The Museo do Pobo Galego is a wonderful way to acquaint yourself with Galician culture and history. Open since 1977, the museum’s galleries display numerous objects from all over Galicia including traditional clothing, folk music recordings, paintings, religious art and sculptures. Every gallery speaks of a different aspect of Galician past and present. The Museum of the Galician People is open Tuesday to Saturday 10 a.m. to 2 p.m. and from 4 p.m. to 8 p.m; Sunday 10 a.m. to 2 p.m.; closed on Mondays. Admission is €3.
Mercado de Abastos
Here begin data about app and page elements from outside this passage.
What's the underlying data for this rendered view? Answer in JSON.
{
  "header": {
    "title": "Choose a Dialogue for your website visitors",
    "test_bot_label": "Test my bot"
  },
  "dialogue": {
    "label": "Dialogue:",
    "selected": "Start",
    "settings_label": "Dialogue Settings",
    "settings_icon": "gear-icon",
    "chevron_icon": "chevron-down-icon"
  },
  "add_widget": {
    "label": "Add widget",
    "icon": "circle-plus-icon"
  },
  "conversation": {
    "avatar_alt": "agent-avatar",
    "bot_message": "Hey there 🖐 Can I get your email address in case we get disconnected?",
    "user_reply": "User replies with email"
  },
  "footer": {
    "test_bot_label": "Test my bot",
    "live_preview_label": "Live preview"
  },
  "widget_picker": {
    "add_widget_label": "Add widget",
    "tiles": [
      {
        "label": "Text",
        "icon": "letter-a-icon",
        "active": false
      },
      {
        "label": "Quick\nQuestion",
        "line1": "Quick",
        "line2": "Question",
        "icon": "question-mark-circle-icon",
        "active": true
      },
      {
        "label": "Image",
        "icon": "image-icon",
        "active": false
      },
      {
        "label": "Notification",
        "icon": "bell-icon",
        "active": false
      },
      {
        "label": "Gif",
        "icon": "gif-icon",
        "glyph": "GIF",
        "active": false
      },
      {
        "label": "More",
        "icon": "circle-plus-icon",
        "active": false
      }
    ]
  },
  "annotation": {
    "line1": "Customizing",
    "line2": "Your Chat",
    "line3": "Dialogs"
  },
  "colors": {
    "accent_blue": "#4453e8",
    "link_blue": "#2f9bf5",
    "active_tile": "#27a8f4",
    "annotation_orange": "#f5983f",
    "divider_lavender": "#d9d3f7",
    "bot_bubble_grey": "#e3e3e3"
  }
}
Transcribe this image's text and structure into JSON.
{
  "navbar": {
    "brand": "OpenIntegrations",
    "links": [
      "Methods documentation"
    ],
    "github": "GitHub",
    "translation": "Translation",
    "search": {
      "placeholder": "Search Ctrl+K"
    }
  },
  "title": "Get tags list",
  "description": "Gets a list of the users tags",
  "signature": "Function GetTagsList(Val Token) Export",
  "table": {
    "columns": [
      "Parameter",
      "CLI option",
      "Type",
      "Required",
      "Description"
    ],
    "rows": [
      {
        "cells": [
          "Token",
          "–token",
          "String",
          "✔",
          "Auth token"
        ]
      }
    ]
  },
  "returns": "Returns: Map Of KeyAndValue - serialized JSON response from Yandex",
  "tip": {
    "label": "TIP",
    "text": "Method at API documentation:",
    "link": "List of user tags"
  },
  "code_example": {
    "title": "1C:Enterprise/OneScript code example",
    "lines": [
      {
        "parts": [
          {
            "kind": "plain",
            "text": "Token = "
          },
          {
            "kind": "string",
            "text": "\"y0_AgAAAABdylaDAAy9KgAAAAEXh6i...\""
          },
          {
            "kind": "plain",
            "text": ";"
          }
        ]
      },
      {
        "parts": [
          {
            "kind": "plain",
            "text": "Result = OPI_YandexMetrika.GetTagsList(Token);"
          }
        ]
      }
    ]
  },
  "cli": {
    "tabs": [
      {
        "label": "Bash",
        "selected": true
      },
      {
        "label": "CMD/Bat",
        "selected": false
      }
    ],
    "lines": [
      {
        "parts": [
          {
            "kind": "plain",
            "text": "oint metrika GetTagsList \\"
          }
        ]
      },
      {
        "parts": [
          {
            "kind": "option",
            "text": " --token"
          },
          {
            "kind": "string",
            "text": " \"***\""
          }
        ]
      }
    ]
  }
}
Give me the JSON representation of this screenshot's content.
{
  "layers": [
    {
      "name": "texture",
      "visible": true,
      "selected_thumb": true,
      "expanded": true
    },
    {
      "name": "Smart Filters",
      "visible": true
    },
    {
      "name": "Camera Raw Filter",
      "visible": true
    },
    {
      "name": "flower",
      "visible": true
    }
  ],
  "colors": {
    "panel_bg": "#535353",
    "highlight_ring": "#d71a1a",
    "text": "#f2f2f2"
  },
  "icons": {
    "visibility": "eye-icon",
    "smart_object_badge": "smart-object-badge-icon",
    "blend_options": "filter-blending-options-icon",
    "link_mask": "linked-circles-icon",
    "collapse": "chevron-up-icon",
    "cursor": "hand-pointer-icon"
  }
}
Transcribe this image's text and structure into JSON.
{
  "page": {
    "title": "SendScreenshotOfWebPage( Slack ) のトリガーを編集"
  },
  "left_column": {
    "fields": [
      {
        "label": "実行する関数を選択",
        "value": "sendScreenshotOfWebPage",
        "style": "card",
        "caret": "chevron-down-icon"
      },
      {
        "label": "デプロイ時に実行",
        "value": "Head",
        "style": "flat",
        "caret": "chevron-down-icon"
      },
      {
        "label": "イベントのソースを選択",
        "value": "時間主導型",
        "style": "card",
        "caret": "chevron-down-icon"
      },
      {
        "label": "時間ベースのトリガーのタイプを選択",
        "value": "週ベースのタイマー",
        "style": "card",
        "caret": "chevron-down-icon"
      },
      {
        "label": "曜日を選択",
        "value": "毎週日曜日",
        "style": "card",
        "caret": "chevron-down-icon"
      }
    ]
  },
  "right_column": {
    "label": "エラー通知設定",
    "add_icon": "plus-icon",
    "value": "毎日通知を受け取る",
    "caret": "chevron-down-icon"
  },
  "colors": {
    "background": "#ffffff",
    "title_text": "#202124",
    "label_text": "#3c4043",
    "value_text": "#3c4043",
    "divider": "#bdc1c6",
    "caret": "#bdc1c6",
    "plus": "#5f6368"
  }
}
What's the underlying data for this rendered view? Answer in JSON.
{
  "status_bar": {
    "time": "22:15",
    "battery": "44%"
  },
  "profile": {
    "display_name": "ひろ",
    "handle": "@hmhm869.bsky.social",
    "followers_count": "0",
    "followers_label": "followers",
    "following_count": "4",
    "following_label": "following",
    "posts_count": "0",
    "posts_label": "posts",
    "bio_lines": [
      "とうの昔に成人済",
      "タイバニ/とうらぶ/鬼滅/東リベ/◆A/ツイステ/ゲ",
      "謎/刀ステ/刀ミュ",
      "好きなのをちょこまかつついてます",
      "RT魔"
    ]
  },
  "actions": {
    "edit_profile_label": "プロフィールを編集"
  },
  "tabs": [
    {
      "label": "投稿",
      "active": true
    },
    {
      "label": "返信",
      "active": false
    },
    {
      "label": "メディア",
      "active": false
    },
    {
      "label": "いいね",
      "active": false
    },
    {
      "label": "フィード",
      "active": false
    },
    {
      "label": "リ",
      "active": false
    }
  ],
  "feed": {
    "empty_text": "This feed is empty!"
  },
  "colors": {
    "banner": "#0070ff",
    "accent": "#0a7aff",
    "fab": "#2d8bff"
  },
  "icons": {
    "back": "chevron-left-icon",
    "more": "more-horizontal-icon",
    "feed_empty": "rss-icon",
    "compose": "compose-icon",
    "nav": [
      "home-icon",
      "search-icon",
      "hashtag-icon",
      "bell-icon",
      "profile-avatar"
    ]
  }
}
Every time I visited a country, the local market is a must visit place for me. Local market is the best place to shop for a local product or souvenirs. You also got the chance to interact with local people and try the local delicacies. Mercado de Abastos is an indoor market and one of the city’s top attractions. Since 1873, market vendors have been peddling produce, meats, cheeses, fish, poultry and house wares at this indoor gastronomic paradise. The Mercado de Abastos is open Monday to Saturday 7 a.m. to 3 p.m. Come early to avoid the late morning rush from 11 a.m. to noon.
In honor of the thousands of peregrinos, or pilgrims, that traveled to this city, the Pilgrimage Museum was officially established in 1996. It was created to compliment the city’s other attractions and educate visitors about the centuries of pilgrimages completed here. The museum consist of eight rooms showcase the origins of the pilgrimage, iconography of St. James and craft traditions of the city. The Pilgrimage Museum is open Tuesday to Friday 10 a.m. to 8 p.m.; Saturday 10:30 a.m. to 1:30 p.m. and from 5 p.m. to 8 p.m.; Sunday 10:30 a.m. to 1:30 p.m.; closed on Mondays. Admission is free.
I really fall in love with this charismatic and historical old town like Santiago de Compostela’s. I love the the Galician gastronomy, the local people that ae very friendly and the culture. A mass is held for them everyday at noon in the cathedral. Try to stop at Praza de Obradoiro more than once to get good shots of the cathedral. Also come at night and you will see a different shots of the cathedral. In terms of dining, be prepared to wean yourself off an early eating schedule. This was probably one of the hardest adjustments I had to make in Galicia. People here eat very late. Lunch is typically at 2 p.m. and dinner at 9 p.m. to 9:30 p.m. Pack your bag and come to experience the sights, the tastes and the historical significance of the city.
Additional Travel Information
Getting around: Walking is the best way to take in the city, but there is also a pubic bus, plenty of taxis and bicycle rentals
Shopping: A lot of things that you can buy here. Lot of souvenir shop that you can choose. The best thing is all the shop accept credit card is you don’t have enough cash, even for a one euro transaction. Also there are lot of silver shops that sell small charms to large and ornate reproductions of the cathedral. The outdoor “hippie market” on Rua Nova sells costume jewelry and other handmade accessories. It is open daily from 10 a.m. to 8:30 p.m. A typical dessert to buy in the old town is the Tarta de Santiago, a traditional crumb cake bearing a symbol of the cross in powdered sugar. It is typically eaten with coffee. Also head to Roxa Plaza, Xeneral Pardiñas, Galicia Plaza, Doutor Teixero, Rupública del Salvador, República de Arxentina and Montero Ríos Streets where the city’s upscale boutiques are located. Here you will find a cinema, a variety of restaurants and all the big Spanish brands like Zara, Bershka and Massimo Dutti.
Nightlife: The historical center is packed with cafés, pubs and bars, while the newer part of the city houses the nightclubs and dance venues (the Roxa Plaza area, República de Arxentina, Santiago del Estero, Santiago de Chile and Calle Nova de Abaixo Streets).
How to go : There is no direct flight to Santiago de Compostela from Kuala Lumpur. You can take Qatar Airways to Madrid and choose Iberia Airline to Santiago. Both Qatar Airways and Iberia Airlines are sharing code so you don’t need to take your luggage at Madrid Airport. You also can take bus or train from Madrid.